- [Assignment] Exact copies of the records below are required.

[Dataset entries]
====

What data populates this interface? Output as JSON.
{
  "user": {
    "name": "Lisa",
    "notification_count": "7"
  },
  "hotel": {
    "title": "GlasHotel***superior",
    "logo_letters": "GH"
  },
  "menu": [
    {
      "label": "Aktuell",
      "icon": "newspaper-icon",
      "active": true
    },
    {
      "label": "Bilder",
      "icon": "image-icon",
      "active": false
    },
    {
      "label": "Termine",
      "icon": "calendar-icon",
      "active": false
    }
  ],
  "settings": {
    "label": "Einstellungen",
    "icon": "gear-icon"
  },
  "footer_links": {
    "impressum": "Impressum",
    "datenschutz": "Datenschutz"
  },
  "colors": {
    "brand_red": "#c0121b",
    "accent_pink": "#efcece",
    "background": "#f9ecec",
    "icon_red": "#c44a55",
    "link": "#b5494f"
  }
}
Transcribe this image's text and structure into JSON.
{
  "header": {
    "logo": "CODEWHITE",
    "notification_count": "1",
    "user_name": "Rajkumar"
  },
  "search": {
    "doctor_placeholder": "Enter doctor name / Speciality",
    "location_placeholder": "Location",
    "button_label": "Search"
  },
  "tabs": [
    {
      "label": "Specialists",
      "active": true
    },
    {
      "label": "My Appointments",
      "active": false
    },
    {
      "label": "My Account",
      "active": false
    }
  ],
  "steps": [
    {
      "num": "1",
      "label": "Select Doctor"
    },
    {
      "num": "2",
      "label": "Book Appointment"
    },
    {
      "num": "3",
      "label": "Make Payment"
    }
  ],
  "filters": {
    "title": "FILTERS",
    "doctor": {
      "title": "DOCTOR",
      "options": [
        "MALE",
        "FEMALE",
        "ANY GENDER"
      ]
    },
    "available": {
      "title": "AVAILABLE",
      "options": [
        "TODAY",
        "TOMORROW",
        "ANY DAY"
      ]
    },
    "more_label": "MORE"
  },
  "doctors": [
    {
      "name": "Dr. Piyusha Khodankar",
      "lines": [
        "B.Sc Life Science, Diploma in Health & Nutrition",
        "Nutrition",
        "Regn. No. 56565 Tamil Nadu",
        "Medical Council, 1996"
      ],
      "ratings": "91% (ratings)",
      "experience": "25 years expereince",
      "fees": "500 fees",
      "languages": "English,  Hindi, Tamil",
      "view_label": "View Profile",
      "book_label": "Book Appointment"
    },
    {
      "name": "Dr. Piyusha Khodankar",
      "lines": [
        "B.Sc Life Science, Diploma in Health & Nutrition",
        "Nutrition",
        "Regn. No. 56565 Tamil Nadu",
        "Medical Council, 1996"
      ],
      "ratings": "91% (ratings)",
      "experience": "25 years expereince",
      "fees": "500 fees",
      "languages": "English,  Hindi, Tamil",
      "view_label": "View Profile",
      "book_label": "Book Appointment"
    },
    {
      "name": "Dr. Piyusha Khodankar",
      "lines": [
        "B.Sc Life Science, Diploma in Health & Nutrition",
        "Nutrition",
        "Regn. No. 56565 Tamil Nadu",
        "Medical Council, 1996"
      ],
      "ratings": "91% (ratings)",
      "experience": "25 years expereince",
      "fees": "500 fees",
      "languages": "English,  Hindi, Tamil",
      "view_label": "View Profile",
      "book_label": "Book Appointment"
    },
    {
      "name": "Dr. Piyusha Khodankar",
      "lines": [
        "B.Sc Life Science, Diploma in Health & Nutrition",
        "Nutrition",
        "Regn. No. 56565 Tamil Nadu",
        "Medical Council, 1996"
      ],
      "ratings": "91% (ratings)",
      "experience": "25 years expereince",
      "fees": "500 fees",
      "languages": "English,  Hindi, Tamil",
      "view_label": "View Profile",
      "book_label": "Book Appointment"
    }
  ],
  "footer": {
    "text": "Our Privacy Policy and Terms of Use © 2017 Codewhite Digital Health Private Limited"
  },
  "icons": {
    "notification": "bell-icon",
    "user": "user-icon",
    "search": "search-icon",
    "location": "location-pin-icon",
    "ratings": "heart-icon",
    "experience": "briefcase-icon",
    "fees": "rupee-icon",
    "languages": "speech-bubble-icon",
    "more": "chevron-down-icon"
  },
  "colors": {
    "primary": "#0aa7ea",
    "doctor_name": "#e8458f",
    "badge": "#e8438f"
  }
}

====

- [Solution to this problem]
What data populates this interface? Output as JSON.
{
  "user": {
    "name": "Lisa",
    "notification_count": "7"
  },
  "hotel": {
    "title": "GlasHotel***superior",
    "logo_letters": "GH"
  },
  "menu": [
    {
      "label": "Aktuell",
      "icon": "newspaper-icon",
      "active": true
    },
    {
      "label": "Bilder",
      "icon": "image-icon",
      "active": false
    },
    {
      "label": "Termine",
      "icon": "calendar-icon",
      "active": false
    }
  ],
  "settings": {
    "label": "Einstellungen",
    "icon": "gear-icon"
  },
  "footer_links": {
    "impressum": "Impressum",
    "datenschutz": "Datenschutz"
  },
  "colors": {
    "brand_red": "#c0121b",
    "accent_pink": "#efcece",
    "background": "#f9ecec",
    "icon_red": "#c44a55",
    "link": "#b5494f"
  }
}
Transcribe this image's text and structure into JSON.
{
  "header": {
    "logo": "CODEWHITE",
    "notification_count": "1",
    "user_name": "Rajkumar"
  },
  "search": {
    "doctor_placeholder": "Enter doctor name / Speciality",
    "location_placeholder": "Location",
    "button_label": "Search"
  },
  "tabs": [
    {
      "label": "Specialists",
      "active": true
    },
    {
      "label": "My Appointments",
      "active": false
    },
    {
      "label": "My Account",
      "active": false
    }
  ],
  "steps": [
    {
      "num": "1",
      "label": "Select Doctor"
    },
    {
      "num": "2",
      "label": "Book Appointment"
    },
    {
      "num": "3",
      "label": "Make Payment"
    }
  ],
  "filters": {
    "title": "FILTERS",
    "doctor": {
      "title": "DOCTOR",
      "options": [
        "MALE",
        "FEMALE",
        "ANY GENDER"
      ]
    },
    "available": {
      "title": "AVAILABLE",
      "options": [
        "TODAY",
        "TOMORROW",
        "ANY DAY"
      ]
    },
    "more_label": "MORE"
  },
  "doctors": [
    {
      "name": "Dr. Piyusha Khodankar",
      "lines": [
        "B.Sc Life Science, Diploma in Health & Nutrition",
        "Nutrition",
        "Regn. No. 56565 Tamil Nadu",
        "Medical Council, 1996"
      ],
      "ratings": "91% (ratings)",
      "experience": "25 years expereince",
      "fees": "500 fees",
      "languages": "English,  Hindi, Tamil",
      "view_label": "View Profile",
      "book_label": "Book Appointment"
    },
    {
      "name": "Dr. Piyusha Khodankar",
      "lines": [
        "B.Sc Life Science, Diploma in Health & Nutrition",
        "Nutrition",
        "Regn. No. 56565 Tamil Nadu",
        "Medical Council, 1996"
      ],
      "ratings": "91% (ratings)",
      "experience": "25 years expereince",
      "fees": "500 fees",
      "languages": "English,  Hindi, Tamil",
      "view_label": "View Profile",
      "book_label": "Book Appointment"
    },
    {
      "name": "Dr. Piyusha Khodankar",
      "lines": [
        "B.Sc Life Science, Diploma in Health & Nutrition",
        "Nutrition",
        "Regn. No. 56565 Tamil Nadu",
        "Medical Council, 1996"
      ],
      "ratings": "91% (ratings)",
      "experience": "25 years expereince",
      "fees": "500 fees",
      "languages": "English,  Hindi, Tamil",
      "view_label": "View Profile",
      "book_label": "Book Appointment"
    },
    {
      "name": "Dr. Piyusha Khodankar",
      "lines": [
        "B.Sc Life Science, Diploma in Health & Nutrition",
        "Nutrition",
        "Regn. No. 56565 Tamil Nadu",
        "Medical Council, 1996"
      ],
      "ratings": "91% (ratings)",
      "experience": "25 years expereince",
      "fees": "500 fees",
      "languages": "English,  Hindi, Tamil",
      "view_label": "View Profile",
      "book_label": "Book Appointment"
    }
  ],
  "footer": {
    "text": "Our Privacy Policy and Terms of Use © 2017 Codewhite Digital Health Private Limited"
  },
  "icons": {
    "notification": "bell-icon",
    "user": "user-icon",
    "search": "search-icon",
    "location": "location-pin-icon",
    "ratings": "heart-icon",
    "experience": "briefcase-icon",
    "fees": "rupee-icon",
    "languages": "speech-bubble-icon",
    "more": "chevron-down-icon"
  },
  "colors": {
    "primary": "#0aa7ea",
    "doctor_name": "#e8458f",
    "badge": "#e8438f"
  }
}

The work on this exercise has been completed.